A heat felt interest in your client/patient/customer will open doors you didn’t know existed. A sincere interest will separate you from every other Joe out there, even if your products and services are inferior. In most areas of business the customer/client/patient is buying you, not what you have to sell.
A client of mine in a very congested area of Los Angeles makes it habit to call each and every one of his patients on their birthday. He took my advice ten years ago and now has more referrals than he can handle. He also has better patient retention than most dentists in his area. When was the last time your dentist called you on your birthday? No one does that!
Just try to recall the last time you felt a business owner was sincerely interested in you to the point where you really felt you were important. It’s rare isn’t it? This is why I see why relationship building as being so important in creating a steady flow of referrals. First hand observation shows that this area is virtually untapped in the small to medium sized business community.
Another client of mine sends a basket of muffins to the patron who he sees most in the store each month. He calls them his ‘Customer of the month’ and sends a basket of muffins to the office where the customer works, along with a ‘Thank You’ card. Can you see where that might get someone’s attention and create more loyalty? He also throws in a short stack of business cards and as a result of this action gets at least three or four new customers a month.
Most business owners I speak with daily do not make relationship building a priority and it’s a problem. The majority also take returning customers/clients/patients for granted. This is especially true for doctors and I’m not sure why. Respectfully these business owners are missing the boat. They are missing out on a virtual goldmine of profit. Statistics show that if you take the time and concentrate on building a relationship with every person that walks through your door for products and services, you will likely be amazed at what follows.
I’ve heard business owners say: “I’m just not a people person…..and I have a hard time asking for referrals.” But the truth is that all one has to do is start communicating about almost anything, and the pieces of the relationship will fall into place naturally most of the time. You can talk about the weather (As cheesy as that might sound), or pets, or children, or anything you think might create agreement or stimulate normal conversation. But it is through this continued communication that you will come to know the person in front of you. Knowing them is more important than almost every other promotional action you take part in. Remain interested and you’ll surprise people.
Word of mouth referrals are arguably the strongest of all, so take this seriously. Often times we assume that referrals will come automatically; based on simply providing good service or a superior product. In my experience this is a wrong assumption that can hurt your bottom line. Referrals should never be assumed. In fact you should assume the opposite and concentrate on building relationships regularly.

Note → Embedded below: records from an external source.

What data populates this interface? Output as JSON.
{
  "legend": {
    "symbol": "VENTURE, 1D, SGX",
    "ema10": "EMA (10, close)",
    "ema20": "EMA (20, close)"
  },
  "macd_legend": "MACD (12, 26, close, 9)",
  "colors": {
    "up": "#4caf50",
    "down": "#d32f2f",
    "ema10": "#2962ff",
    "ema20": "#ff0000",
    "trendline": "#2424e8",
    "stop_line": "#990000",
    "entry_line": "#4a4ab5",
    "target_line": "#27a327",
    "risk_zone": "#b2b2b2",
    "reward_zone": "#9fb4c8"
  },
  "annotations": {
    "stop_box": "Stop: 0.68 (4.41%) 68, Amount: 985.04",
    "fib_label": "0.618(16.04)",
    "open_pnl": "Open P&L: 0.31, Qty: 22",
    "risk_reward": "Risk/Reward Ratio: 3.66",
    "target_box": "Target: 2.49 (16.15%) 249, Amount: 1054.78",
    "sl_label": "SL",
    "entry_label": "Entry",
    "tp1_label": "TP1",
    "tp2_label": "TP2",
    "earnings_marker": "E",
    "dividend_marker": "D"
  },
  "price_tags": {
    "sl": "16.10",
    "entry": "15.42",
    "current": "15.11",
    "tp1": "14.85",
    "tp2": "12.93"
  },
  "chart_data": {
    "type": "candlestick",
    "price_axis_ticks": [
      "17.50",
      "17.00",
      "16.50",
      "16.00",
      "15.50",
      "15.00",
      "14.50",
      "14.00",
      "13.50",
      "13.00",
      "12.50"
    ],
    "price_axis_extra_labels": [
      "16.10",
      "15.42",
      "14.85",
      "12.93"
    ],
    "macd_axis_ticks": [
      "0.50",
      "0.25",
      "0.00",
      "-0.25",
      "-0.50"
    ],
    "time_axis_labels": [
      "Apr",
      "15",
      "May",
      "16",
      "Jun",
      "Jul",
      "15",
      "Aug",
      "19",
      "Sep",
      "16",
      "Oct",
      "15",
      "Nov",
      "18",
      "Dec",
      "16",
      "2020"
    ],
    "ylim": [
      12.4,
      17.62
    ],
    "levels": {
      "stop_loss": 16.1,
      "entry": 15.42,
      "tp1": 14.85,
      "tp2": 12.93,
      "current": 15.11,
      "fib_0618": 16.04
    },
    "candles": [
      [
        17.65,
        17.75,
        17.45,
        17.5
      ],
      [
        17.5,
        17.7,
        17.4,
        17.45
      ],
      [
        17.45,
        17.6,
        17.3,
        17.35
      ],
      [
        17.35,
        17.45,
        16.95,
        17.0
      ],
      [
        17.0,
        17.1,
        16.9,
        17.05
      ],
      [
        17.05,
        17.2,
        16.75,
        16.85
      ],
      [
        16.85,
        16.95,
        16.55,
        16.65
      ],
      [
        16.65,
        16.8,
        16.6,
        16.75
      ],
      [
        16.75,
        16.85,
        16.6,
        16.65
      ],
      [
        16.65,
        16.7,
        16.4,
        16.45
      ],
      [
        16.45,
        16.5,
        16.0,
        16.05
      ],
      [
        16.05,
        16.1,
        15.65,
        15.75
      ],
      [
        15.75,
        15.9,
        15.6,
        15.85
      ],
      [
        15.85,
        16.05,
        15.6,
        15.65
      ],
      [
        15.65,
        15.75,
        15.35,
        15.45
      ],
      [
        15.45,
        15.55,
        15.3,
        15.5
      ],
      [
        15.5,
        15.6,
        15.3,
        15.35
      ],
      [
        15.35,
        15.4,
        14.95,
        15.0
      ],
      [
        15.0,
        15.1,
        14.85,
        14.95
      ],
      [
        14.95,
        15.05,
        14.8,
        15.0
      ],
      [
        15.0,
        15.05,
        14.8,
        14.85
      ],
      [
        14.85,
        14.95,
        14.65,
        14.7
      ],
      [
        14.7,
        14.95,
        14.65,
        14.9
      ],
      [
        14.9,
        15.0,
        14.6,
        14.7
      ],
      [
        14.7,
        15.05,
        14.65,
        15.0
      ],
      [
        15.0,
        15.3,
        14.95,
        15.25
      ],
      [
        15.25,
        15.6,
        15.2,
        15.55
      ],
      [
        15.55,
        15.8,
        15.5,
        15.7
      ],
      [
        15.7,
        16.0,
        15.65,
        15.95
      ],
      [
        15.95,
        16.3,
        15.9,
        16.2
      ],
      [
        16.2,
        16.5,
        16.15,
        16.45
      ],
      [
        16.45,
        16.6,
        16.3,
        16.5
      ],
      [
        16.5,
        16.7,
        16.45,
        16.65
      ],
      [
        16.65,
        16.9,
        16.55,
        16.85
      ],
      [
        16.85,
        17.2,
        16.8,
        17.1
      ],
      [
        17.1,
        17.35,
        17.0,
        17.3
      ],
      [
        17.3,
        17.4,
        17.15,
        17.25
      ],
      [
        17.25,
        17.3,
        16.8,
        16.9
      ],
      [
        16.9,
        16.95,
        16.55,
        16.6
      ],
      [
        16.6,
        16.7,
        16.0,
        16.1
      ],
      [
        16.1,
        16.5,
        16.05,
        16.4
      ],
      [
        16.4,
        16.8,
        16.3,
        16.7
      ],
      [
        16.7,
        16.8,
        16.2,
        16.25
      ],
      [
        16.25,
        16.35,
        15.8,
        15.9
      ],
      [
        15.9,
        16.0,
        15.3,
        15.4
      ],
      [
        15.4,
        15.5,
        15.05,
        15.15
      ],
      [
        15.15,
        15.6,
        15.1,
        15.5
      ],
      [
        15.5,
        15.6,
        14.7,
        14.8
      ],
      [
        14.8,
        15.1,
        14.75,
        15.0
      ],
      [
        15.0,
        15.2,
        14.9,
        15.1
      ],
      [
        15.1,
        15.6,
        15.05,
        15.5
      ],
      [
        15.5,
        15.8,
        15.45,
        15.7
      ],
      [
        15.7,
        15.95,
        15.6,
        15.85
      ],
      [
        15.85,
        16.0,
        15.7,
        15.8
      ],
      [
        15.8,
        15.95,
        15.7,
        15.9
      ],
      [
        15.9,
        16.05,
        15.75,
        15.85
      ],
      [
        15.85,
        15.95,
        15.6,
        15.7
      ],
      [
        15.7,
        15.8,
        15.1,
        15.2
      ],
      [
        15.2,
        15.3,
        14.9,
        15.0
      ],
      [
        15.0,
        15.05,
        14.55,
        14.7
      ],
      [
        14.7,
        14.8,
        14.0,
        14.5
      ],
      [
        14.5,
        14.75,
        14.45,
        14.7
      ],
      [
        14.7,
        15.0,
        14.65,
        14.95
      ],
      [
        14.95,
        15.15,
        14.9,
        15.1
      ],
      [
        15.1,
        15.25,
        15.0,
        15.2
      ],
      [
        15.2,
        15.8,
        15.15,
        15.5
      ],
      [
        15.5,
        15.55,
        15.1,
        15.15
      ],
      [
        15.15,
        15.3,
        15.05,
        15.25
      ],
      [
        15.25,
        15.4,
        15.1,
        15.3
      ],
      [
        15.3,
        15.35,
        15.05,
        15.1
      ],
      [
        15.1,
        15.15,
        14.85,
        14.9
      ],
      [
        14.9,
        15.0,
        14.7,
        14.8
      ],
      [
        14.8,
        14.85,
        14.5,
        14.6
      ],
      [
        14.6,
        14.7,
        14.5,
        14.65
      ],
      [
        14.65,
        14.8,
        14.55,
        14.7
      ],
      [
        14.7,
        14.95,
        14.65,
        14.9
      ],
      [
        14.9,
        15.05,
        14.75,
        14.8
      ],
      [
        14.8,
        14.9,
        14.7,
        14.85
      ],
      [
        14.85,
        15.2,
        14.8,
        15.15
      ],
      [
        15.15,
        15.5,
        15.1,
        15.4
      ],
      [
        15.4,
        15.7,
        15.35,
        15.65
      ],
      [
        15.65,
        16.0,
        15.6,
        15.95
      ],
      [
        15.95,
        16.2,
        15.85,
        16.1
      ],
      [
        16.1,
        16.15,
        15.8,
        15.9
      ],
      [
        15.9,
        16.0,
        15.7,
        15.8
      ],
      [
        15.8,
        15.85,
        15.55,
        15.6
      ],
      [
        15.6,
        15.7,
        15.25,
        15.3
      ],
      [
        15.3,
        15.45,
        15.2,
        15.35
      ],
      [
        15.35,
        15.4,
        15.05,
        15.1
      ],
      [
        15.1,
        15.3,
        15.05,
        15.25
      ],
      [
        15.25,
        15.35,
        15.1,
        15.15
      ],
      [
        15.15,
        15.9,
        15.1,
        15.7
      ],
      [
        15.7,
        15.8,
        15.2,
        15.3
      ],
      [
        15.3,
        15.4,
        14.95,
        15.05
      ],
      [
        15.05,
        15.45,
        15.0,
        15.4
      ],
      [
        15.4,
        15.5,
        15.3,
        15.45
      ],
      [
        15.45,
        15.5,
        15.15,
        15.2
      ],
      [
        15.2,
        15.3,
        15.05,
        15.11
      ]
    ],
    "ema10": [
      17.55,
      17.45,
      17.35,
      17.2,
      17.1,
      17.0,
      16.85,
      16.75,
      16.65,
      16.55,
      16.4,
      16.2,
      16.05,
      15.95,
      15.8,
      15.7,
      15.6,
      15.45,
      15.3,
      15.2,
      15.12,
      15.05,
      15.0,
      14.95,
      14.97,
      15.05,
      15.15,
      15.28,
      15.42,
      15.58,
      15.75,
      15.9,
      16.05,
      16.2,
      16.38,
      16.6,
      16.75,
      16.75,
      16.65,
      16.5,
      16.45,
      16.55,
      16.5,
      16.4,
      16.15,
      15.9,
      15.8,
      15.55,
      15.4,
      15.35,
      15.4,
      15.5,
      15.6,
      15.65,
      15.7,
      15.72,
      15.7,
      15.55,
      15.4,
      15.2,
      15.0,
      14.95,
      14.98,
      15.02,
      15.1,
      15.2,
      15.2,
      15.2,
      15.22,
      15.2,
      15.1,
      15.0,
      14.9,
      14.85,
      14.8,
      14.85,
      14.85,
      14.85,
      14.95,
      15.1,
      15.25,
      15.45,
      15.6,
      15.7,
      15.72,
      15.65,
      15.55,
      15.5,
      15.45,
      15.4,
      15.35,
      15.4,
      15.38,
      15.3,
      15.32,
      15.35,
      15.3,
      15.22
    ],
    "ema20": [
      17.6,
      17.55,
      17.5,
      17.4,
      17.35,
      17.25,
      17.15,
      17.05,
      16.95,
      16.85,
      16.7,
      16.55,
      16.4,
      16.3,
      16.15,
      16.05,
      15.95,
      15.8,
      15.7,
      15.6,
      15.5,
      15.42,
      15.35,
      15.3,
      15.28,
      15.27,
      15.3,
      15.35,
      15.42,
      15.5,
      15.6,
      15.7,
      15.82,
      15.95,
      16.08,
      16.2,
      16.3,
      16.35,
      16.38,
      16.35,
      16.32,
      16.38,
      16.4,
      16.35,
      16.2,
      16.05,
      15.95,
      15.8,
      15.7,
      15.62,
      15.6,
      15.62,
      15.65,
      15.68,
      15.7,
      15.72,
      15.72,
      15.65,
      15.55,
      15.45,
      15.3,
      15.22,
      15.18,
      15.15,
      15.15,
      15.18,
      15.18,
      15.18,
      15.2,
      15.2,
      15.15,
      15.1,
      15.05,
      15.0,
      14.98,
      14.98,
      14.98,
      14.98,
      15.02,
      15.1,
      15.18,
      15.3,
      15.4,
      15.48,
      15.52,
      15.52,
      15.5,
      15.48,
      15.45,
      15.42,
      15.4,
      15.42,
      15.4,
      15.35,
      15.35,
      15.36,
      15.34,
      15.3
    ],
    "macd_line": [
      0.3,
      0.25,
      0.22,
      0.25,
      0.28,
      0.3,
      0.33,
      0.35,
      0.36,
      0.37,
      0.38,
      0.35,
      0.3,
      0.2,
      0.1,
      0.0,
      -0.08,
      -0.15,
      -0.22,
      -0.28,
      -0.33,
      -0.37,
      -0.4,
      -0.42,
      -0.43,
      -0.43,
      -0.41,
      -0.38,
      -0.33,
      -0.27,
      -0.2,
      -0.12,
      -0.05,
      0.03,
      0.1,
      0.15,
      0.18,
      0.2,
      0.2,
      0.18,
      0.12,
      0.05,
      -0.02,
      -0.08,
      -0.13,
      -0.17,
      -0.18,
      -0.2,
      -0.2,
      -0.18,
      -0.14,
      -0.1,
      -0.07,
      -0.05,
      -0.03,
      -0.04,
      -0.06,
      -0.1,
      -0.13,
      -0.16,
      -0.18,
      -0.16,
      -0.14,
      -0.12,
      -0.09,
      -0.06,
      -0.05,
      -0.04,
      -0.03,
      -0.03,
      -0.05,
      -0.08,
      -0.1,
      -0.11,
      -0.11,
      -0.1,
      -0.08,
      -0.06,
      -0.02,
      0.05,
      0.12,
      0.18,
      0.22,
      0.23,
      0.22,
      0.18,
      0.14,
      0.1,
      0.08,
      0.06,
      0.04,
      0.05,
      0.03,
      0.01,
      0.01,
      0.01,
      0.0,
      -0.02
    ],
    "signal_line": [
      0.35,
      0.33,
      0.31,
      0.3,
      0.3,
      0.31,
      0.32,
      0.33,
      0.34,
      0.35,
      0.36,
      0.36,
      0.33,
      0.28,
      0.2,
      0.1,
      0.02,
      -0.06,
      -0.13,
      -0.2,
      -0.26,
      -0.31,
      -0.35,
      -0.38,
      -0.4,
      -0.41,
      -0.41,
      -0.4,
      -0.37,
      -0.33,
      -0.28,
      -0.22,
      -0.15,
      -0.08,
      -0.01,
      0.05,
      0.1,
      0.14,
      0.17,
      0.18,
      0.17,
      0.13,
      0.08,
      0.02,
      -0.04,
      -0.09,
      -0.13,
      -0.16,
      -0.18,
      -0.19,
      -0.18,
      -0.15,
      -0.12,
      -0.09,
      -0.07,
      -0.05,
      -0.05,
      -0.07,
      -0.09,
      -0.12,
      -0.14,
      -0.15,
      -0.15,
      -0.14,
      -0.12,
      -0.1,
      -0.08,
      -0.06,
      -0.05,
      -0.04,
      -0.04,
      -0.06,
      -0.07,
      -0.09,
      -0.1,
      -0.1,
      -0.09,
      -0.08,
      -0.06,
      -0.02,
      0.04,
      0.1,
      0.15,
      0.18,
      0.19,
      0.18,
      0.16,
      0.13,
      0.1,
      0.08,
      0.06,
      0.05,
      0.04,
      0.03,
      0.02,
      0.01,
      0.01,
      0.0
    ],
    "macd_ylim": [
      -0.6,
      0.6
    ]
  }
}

Your future really does largely depend on it.
I hate to beat a dead horse, but once relationships are established, the referrals should come naturally.
Give this a try and comment here on what you have observed by following the advice in this article. I am very interested in your feedback. ; )